[Assignment] Bring together every line in the data that includes "fragen".

*** Record set ***

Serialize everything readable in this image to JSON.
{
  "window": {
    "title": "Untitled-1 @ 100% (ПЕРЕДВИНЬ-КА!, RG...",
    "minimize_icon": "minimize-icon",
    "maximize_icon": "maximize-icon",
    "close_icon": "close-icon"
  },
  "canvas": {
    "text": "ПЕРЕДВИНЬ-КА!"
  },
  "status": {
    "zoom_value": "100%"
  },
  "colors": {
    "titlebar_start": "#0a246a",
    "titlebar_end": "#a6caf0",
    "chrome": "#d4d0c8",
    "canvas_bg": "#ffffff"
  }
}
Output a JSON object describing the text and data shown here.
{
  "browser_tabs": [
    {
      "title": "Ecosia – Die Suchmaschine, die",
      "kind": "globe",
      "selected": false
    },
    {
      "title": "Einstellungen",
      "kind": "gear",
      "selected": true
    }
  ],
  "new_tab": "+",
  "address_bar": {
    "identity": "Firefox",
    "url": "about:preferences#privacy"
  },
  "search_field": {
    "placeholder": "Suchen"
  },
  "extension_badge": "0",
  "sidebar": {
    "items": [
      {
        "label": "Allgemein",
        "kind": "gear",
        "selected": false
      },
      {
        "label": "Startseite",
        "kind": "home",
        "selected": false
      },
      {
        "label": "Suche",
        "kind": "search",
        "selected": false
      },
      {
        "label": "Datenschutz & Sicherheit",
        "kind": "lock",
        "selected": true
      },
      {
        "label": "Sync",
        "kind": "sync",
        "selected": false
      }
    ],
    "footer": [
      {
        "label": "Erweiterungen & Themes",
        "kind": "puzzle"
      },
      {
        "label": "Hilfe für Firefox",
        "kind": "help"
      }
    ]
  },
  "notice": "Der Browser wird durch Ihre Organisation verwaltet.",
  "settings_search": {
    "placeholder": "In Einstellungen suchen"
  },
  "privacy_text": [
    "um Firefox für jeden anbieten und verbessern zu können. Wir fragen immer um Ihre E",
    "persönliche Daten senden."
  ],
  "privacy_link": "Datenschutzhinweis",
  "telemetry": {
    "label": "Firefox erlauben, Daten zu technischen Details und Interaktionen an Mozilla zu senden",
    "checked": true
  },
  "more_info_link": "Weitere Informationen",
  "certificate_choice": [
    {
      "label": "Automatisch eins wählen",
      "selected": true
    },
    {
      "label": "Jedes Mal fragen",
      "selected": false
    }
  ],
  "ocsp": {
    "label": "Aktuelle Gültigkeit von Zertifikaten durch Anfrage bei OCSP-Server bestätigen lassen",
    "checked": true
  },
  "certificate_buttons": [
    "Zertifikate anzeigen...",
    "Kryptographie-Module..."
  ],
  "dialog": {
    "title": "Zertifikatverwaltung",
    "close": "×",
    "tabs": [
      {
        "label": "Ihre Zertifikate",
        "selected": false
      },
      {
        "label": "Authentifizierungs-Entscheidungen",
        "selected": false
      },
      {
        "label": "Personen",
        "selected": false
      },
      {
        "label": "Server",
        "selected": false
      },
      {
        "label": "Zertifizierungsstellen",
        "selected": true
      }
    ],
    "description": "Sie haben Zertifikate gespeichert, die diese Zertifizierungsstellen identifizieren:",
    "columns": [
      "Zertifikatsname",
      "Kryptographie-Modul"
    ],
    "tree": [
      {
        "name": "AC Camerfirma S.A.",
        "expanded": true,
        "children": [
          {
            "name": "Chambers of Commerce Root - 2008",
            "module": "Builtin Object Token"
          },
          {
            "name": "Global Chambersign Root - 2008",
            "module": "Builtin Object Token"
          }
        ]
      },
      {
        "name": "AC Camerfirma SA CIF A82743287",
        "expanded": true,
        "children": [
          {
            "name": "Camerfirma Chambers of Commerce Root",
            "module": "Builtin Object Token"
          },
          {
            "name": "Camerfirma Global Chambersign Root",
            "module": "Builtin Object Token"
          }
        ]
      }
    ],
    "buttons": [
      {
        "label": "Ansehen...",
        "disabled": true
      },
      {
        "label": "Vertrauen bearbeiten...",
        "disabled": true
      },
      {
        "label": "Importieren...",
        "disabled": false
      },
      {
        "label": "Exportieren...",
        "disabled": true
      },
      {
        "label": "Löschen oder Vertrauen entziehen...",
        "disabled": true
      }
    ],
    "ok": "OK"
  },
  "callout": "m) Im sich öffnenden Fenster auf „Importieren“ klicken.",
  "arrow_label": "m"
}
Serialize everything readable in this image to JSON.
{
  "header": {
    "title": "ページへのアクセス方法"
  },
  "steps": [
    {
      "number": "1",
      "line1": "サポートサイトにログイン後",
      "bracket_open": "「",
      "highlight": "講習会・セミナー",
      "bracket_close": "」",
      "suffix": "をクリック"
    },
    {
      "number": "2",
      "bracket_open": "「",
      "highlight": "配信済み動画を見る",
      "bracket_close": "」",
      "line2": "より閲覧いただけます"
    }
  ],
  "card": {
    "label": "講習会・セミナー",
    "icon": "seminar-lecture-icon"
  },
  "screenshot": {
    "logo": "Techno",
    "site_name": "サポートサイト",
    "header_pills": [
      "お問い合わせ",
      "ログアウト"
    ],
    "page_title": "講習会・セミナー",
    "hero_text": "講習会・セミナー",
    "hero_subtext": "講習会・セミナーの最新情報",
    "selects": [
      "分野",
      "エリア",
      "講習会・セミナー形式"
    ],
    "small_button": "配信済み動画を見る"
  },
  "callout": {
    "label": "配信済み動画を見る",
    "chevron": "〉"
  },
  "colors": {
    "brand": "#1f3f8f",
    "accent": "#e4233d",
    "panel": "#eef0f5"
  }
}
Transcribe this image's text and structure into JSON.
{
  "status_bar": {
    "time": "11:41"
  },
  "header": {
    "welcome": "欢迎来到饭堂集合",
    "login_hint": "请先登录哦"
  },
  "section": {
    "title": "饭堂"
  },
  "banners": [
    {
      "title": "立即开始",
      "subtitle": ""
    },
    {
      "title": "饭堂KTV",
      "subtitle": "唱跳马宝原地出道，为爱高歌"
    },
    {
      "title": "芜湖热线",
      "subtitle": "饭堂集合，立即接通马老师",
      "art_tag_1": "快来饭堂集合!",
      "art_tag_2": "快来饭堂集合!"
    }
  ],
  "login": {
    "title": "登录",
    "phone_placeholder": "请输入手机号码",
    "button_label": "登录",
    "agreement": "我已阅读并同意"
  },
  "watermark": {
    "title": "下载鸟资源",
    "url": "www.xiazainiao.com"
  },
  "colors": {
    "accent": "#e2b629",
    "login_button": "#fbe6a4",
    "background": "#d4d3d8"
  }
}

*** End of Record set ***

[Result of the task]
    "um Firefox für jeden anbieten und verbessern zu können. Wir fragen immer um Ihre E",
      "label": "Jedes Mal fragen",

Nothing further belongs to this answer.